## What to work on
Only these lines should appear, exactly: the one containing "Enumerate this screenshot's" and every line after it through the end of the material below.

[Start of Attachment]

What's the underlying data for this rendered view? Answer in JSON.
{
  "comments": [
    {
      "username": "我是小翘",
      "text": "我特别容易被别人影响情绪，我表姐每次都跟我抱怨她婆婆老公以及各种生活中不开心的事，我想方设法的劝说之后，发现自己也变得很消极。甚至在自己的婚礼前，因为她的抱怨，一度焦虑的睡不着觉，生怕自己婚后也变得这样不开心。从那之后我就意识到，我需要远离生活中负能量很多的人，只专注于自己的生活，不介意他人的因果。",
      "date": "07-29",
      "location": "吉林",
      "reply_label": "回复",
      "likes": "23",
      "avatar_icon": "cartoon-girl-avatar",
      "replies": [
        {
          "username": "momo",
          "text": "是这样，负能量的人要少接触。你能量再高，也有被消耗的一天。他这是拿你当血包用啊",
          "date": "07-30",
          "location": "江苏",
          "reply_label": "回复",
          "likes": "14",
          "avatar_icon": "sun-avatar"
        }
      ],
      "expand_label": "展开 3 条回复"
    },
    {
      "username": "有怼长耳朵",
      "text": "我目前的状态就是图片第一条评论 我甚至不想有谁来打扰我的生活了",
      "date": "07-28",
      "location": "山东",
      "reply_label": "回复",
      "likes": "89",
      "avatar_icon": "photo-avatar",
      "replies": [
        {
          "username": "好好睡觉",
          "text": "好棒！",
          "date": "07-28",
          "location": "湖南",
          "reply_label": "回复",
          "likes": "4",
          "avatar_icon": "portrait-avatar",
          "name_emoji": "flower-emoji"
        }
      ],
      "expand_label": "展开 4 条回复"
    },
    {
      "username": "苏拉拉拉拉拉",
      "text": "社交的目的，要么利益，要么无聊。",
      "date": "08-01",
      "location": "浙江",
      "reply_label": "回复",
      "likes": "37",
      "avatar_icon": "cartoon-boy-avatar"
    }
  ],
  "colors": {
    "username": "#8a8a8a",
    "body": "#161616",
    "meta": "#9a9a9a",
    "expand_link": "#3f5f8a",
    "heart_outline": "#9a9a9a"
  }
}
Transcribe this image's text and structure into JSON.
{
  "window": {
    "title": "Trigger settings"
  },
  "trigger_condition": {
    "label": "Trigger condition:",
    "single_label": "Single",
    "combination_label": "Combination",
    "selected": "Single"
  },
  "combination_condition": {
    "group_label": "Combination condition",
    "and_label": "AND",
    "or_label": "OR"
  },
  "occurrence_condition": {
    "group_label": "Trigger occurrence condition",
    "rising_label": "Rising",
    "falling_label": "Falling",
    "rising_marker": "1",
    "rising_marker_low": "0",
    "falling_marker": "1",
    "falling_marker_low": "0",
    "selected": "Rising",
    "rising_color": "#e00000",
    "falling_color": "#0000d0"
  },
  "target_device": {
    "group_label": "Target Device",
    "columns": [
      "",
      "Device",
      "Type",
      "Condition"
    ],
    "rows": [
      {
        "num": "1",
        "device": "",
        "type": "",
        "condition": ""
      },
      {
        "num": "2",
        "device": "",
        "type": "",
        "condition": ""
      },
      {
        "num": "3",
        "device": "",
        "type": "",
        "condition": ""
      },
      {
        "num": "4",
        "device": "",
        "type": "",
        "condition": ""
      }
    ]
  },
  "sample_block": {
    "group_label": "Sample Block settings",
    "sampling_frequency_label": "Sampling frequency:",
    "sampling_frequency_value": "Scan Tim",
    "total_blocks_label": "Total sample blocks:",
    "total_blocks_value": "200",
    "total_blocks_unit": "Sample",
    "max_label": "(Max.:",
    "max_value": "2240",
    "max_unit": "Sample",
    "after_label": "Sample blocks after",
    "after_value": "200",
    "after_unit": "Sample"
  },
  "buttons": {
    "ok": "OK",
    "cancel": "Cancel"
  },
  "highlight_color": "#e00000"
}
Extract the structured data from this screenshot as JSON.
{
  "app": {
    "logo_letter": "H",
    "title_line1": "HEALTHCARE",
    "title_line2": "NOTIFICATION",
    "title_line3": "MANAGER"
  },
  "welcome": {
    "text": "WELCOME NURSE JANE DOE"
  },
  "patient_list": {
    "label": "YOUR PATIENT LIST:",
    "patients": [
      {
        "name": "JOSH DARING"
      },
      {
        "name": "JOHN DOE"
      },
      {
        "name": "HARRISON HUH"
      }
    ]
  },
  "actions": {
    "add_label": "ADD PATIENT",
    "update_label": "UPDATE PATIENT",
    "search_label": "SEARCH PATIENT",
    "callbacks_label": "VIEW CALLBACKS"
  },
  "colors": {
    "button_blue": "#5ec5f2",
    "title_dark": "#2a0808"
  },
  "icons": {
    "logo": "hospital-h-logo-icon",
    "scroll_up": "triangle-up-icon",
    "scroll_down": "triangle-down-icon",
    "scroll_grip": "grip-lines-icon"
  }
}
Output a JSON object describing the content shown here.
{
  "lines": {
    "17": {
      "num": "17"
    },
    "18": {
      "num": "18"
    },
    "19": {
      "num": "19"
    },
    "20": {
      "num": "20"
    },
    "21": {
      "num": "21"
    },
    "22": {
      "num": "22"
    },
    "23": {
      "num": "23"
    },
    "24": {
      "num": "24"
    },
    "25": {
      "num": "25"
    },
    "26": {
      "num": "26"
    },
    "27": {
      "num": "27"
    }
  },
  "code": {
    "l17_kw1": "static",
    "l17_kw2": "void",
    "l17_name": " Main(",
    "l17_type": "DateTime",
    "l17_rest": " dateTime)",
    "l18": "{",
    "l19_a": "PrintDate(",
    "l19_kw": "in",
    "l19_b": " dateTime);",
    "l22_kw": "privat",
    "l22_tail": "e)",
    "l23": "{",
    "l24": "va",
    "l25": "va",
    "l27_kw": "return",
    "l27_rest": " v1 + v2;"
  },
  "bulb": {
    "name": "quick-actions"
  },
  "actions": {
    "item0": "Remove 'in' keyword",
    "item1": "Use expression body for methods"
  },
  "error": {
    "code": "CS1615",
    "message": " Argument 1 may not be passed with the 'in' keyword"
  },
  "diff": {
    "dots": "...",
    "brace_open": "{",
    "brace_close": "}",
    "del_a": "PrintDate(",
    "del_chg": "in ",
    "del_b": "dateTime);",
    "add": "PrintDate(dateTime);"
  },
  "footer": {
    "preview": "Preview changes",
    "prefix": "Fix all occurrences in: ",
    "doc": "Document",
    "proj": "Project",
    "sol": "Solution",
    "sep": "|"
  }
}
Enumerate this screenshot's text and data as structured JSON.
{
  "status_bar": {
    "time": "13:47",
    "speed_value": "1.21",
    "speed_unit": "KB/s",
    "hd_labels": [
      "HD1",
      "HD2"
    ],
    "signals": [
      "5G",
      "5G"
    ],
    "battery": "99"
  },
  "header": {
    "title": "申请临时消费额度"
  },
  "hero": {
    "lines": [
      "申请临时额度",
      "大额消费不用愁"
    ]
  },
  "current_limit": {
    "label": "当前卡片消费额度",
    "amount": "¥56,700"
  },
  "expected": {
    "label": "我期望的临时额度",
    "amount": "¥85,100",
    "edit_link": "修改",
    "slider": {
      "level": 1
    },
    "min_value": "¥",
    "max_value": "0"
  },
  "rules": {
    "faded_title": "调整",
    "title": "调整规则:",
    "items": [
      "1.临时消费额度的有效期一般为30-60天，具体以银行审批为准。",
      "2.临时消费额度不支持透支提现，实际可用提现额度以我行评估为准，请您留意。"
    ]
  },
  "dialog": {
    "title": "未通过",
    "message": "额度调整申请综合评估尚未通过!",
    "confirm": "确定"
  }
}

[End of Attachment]

## Output of the task
Enumerate this screenshot's text and data as structured JSON.
{
  "status_bar": {
    "time": "13:47",
    "speed_value": "1.21",
    "speed_unit": "KB/s",
    "hd_labels": [
      "HD1",
      "HD2"
    ],
    "signals": [
      "5G",
      "5G"
    ],
    "battery": "99"
  },
  "header": {
    "title": "申请临时消费额度"
  },
  "hero": {
    "lines": [
      "申请临时额度",
      "大额消费不用愁"
    ]
  },
  "current_limit": {
    "label": "当前卡片消费额度",
    "amount": "¥56,700"
  },
  "expected": {
    "label": "我期望的临时额度",
    "amount": "¥85,100",
    "edit_link": "修改",
    "slider": {
      "level": 1
    },
    "min_value": "¥",
    "max_value": "0"
  },
  "rules": {
    "faded_title": "调整",
    "title": "调整规则:",
    "items": [
      "1.临时消费额度的有效期一般为30-60天，具体以银行审批为准。",
      "2.临时消费额度不支持透支提现，实际可用提现额度以我行评估为准，请您留意。"
    ]
  },
  "dialog": {
    "title": "未通过",
    "message": "额度调整申请综合评估尚未通过!",
    "confirm": "确定"
  }
}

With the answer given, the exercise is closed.